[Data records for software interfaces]
___

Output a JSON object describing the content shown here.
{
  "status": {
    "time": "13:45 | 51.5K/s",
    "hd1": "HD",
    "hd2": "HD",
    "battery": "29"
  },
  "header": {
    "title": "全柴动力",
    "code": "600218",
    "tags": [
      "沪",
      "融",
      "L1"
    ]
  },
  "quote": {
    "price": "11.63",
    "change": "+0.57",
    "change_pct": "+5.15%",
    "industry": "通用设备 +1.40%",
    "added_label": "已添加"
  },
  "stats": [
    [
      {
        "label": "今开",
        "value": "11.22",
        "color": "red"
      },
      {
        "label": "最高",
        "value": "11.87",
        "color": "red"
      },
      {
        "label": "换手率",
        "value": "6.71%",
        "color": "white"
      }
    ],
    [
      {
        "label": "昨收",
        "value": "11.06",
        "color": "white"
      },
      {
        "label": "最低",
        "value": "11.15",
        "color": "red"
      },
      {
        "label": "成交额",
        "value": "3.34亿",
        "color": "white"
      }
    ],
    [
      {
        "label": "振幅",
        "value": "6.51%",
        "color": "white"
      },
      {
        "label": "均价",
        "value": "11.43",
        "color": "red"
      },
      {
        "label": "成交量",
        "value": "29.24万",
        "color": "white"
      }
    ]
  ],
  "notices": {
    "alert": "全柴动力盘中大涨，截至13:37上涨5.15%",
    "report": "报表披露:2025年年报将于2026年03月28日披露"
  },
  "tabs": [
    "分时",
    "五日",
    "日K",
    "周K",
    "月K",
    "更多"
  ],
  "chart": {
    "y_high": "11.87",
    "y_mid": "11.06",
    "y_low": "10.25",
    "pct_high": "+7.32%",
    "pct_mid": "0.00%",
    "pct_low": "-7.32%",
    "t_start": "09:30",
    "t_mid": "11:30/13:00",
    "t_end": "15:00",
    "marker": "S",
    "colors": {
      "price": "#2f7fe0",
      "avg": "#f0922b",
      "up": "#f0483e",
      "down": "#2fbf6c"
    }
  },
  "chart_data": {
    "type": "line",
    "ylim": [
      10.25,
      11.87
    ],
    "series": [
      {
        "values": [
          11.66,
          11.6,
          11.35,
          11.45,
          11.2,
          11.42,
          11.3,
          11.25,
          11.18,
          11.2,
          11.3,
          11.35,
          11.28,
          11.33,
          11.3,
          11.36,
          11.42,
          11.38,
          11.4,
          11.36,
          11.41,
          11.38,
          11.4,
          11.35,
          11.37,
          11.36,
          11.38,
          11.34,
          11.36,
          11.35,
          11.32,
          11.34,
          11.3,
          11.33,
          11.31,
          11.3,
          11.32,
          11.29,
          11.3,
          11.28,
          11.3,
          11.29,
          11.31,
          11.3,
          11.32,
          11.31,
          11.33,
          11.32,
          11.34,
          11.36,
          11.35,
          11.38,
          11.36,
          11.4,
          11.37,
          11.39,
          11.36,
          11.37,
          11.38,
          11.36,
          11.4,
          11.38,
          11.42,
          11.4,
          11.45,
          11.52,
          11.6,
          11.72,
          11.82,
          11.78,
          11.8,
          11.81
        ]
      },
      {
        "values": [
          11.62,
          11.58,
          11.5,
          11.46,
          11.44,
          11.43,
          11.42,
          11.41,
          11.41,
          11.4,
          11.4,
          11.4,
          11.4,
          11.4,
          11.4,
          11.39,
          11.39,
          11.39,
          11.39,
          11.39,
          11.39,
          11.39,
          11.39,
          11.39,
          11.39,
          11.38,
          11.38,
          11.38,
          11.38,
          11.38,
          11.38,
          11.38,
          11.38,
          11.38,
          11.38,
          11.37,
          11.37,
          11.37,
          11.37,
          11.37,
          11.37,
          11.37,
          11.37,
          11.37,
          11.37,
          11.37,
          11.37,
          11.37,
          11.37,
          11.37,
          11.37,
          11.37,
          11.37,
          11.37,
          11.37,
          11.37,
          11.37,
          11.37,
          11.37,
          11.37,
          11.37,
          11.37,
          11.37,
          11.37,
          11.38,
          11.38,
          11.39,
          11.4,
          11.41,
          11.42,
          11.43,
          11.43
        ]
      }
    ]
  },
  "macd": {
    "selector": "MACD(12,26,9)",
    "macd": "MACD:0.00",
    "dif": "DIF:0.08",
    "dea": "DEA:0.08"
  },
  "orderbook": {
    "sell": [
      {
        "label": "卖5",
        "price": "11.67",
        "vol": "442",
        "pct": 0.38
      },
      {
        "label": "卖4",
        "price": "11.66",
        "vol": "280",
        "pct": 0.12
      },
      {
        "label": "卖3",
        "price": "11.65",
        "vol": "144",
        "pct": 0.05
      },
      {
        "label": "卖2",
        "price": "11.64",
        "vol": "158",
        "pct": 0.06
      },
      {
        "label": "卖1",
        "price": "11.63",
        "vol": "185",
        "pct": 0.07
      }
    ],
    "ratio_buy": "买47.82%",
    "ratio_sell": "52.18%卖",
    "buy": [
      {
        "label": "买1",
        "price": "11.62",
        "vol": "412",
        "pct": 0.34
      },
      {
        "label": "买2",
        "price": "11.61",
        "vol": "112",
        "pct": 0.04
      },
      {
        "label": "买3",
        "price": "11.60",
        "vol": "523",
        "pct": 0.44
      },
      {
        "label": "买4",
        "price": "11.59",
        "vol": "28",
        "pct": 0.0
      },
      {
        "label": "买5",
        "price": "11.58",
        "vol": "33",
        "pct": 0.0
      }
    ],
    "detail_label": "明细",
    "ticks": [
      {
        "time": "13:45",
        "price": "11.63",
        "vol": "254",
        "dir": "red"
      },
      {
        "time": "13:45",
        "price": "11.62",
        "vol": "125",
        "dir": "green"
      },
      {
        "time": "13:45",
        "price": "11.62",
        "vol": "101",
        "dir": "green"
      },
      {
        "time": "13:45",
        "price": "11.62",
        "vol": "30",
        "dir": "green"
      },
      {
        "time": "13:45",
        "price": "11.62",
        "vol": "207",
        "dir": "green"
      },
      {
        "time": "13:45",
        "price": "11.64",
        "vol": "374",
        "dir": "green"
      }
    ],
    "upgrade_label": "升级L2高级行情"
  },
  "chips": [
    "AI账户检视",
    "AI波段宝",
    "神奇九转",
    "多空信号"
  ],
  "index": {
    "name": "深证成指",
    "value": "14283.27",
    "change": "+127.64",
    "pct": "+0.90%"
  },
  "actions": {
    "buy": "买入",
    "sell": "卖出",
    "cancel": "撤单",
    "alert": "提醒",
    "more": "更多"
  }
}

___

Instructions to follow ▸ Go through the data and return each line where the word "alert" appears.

Reply ▸
    "alert": "全柴动力盘中大涨，截至13:37上涨5.15%",
    "alert": "提醒",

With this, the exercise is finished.